Pension deficit for defined benefit schemes increases by £89bn

Pension piggies

The aggregate deficit of defined benefit pension schemes in the Pension Protection Fund (PPF) 7800 Index reached £383.6 billion at the end of June 2016, an £89 billion increase from the £294.6 billion recorded at the end of May 2016, according to data from the PPF.

The latest PPF 7800 Index update, which looks at 5,945 schemes, also found that 4,995 schemes are in deficit and 950 schemes are in surplus.

At the end of June 2016, total assets were £1,363.4 billion and total liabilities were £1,747 billion. The funding ratio dropped from 81.5% at the end of May 2016 to 78% at the end of June.

The index provides the latest estimated funding position for defined benefit (DB) pension schemes that are potentially eligible for entry into the PPF, on a section 179 basis.

A scheme’s section 179 liabilities represent the premium that would have to be paid to an insurance organisation to take on the payment of PPF levels of compensation, which may be lower than the full scheme benefits.

Tom McPhail, head of retirement policy at Hargreaves Lansdown, said: “The UK’s gold plated pension system is starting to look tarnished. Deficits are soaring, employers are reneging on their promises and still more money is needed. [Organisations] are having to divert profits into schemes to make good on their promises, which means less investment capital to help businesses grow and less money available to invest in the pensions of younger workers.

“Accrued pension rights have to be respected and investors have to be able to trust the system, however there is also a growing argument for the government to look at finding a more balanced approach to the retirement funding needs of [the] UK workforce.”

Graham McLean, head of pension scheme funding at Willis Towers Watson, added: “The deficits that employers need to pay off are measured differently; they don’t assume that benefits will be cut back to PPF levels, but they typically use less cautious assumptions.

“On any measure, though, the market reaction to Brexit has kicked another big hole in pension schemes’ funding levels. Assets have grown, at least when measured in sterling, but not quickly enough to keep pace with the increased cost of paying promised benefits in a world where interest rates and expected returns on assets are lower.
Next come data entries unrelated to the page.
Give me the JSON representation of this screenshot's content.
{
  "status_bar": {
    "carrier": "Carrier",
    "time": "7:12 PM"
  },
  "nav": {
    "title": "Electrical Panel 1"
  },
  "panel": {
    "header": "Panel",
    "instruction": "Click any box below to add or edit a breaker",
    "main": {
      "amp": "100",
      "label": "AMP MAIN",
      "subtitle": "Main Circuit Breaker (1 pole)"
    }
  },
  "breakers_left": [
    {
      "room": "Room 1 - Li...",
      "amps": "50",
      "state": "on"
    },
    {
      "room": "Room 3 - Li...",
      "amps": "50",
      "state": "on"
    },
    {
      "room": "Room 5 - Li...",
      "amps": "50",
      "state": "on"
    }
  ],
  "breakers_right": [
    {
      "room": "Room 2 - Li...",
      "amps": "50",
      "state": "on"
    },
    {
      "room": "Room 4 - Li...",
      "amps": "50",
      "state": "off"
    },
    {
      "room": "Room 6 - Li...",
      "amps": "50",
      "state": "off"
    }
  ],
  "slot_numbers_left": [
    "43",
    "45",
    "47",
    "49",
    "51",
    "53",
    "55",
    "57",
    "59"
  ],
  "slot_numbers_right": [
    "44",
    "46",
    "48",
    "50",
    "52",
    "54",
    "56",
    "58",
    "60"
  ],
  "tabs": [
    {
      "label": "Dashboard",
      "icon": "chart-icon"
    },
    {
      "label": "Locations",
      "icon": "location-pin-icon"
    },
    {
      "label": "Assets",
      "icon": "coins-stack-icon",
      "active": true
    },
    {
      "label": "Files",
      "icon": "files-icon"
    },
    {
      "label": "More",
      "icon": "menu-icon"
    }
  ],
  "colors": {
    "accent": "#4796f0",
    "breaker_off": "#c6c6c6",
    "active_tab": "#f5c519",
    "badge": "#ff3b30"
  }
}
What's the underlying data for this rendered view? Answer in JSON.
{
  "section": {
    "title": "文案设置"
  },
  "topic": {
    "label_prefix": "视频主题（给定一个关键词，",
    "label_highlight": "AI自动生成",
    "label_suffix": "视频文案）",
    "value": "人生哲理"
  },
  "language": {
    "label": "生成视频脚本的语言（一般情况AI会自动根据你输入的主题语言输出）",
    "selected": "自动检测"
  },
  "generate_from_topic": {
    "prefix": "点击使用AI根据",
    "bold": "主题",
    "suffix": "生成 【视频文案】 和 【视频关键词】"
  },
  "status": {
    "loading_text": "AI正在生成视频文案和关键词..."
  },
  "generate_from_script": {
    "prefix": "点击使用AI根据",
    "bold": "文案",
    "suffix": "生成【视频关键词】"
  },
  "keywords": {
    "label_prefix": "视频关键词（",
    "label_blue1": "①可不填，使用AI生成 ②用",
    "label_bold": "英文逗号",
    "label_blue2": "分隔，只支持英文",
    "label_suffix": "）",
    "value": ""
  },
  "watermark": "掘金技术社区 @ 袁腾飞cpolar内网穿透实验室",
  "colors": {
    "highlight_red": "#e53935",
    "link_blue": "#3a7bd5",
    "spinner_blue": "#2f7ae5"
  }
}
“Some trustees will also fear that employers are now less well placed to step in to support their schemes if things go wrong. If this leaves them less prepared to take risks with their schemes’ investments, plans to repair deficits will rely more heavily on employers getting the cheque books out.”